◆ **Given records**
■ ■ ■ ■ ■

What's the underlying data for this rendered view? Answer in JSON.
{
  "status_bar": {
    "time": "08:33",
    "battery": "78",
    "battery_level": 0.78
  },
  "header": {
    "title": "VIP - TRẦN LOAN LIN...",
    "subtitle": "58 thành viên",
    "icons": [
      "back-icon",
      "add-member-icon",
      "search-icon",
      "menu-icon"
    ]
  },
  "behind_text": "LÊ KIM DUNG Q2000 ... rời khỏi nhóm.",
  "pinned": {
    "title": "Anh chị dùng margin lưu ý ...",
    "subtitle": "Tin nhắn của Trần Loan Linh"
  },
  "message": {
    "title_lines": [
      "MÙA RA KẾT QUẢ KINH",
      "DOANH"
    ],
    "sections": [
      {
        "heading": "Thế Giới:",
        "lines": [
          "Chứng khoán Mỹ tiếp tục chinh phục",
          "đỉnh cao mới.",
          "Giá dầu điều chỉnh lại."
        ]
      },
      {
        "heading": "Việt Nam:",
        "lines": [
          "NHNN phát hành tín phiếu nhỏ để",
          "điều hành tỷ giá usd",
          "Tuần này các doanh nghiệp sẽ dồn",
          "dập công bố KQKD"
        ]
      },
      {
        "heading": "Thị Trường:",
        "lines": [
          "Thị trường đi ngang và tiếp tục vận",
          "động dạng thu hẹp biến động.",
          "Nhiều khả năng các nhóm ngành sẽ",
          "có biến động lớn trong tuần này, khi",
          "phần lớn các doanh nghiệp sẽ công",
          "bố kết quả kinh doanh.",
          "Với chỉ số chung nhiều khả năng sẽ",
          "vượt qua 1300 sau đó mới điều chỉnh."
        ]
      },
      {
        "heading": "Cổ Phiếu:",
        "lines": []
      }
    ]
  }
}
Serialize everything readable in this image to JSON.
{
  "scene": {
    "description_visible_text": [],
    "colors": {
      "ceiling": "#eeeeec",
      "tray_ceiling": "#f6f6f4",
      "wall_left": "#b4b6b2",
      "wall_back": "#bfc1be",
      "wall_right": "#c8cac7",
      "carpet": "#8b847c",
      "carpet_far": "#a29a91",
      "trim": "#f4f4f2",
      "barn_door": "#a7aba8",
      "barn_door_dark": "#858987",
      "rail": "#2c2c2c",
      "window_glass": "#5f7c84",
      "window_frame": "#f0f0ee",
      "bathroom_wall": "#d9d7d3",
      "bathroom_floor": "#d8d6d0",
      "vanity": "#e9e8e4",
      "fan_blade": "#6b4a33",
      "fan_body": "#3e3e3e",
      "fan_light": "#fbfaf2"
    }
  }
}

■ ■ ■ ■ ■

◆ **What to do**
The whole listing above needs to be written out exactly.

◆ **Response to the exercise**
What's the underlying data for this rendered view? Answer in JSON.
{
  "status_bar": {
    "time": "08:33",
    "battery": "78",
    "battery_level": 0.78
  },
  "header": {
    "title": "VIP - TRẦN LOAN LIN...",
    "subtitle": "58 thành viên",
    "icons": [
      "back-icon",
      "add-member-icon",
      "search-icon",
      "menu-icon"
    ]
  },
  "behind_text": "LÊ KIM DUNG Q2000 ... rời khỏi nhóm.",
  "pinned": {
    "title": "Anh chị dùng margin lưu ý ...",
    "subtitle": "Tin nhắn của Trần Loan Linh"
  },
  "message": {
    "title_lines": [
      "MÙA RA KẾT QUẢ KINH",
      "DOANH"
    ],
    "sections": [
      {
        "heading": "Thế Giới:",
        "lines": [
          "Chứng khoán Mỹ tiếp tục chinh phục",
          "đỉnh cao mới.",
          "Giá dầu điều chỉnh lại."
        ]
      },
      {
        "heading": "Việt Nam:",
        "lines": [
          "NHNN phát hành tín phiếu nhỏ để",
          "điều hành tỷ giá usd",
          "Tuần này các doanh nghiệp sẽ dồn",
          "dập công bố KQKD"
        ]
      },
      {
        "heading": "Thị Trường:",
        "lines": [
          "Thị trường đi ngang và tiếp tục vận",
          "động dạng thu hẹp biến động.",
          "Nhiều khả năng các nhóm ngành sẽ",
          "có biến động lớn trong tuần này, khi",
          "phần lớn các doanh nghiệp sẽ công",
          "bố kết quả kinh doanh.",
          "Với chỉ số chung nhiều khả năng sẽ",
          "vượt qua 1300 sau đó mới điều chỉnh."
        ]
      },
      {
        "heading": "Cổ Phiếu:",
        "lines": []
      }
    ]
  }
}
Serialize everything readable in this image to JSON.
{
  "scene": {
    "description_visible_text": [],
    "colors": {
      "ceiling": "#eeeeec",
      "tray_ceiling": "#f6f6f4",
      "wall_left": "#b4b6b2",
      "wall_back": "#bfc1be",
      "wall_right": "#c8cac7",
      "carpet": "#8b847c",
      "carpet_far": "#a29a91",
      "trim": "#f4f4f2",
      "barn_door": "#a7aba8",
      "barn_door_dark": "#858987",
      "rail": "#2c2c2c",
      "window_glass": "#5f7c84",
      "window_frame": "#f0f0ee",
      "bathroom_wall": "#d9d7d3",
      "bathroom_floor": "#d8d6d0",
      "vanity": "#e9e8e4",
      "fan_blade": "#6b4a33",
      "fan_body": "#3e3e3e",
      "fan_light": "#fbfaf2"
    }
  }
}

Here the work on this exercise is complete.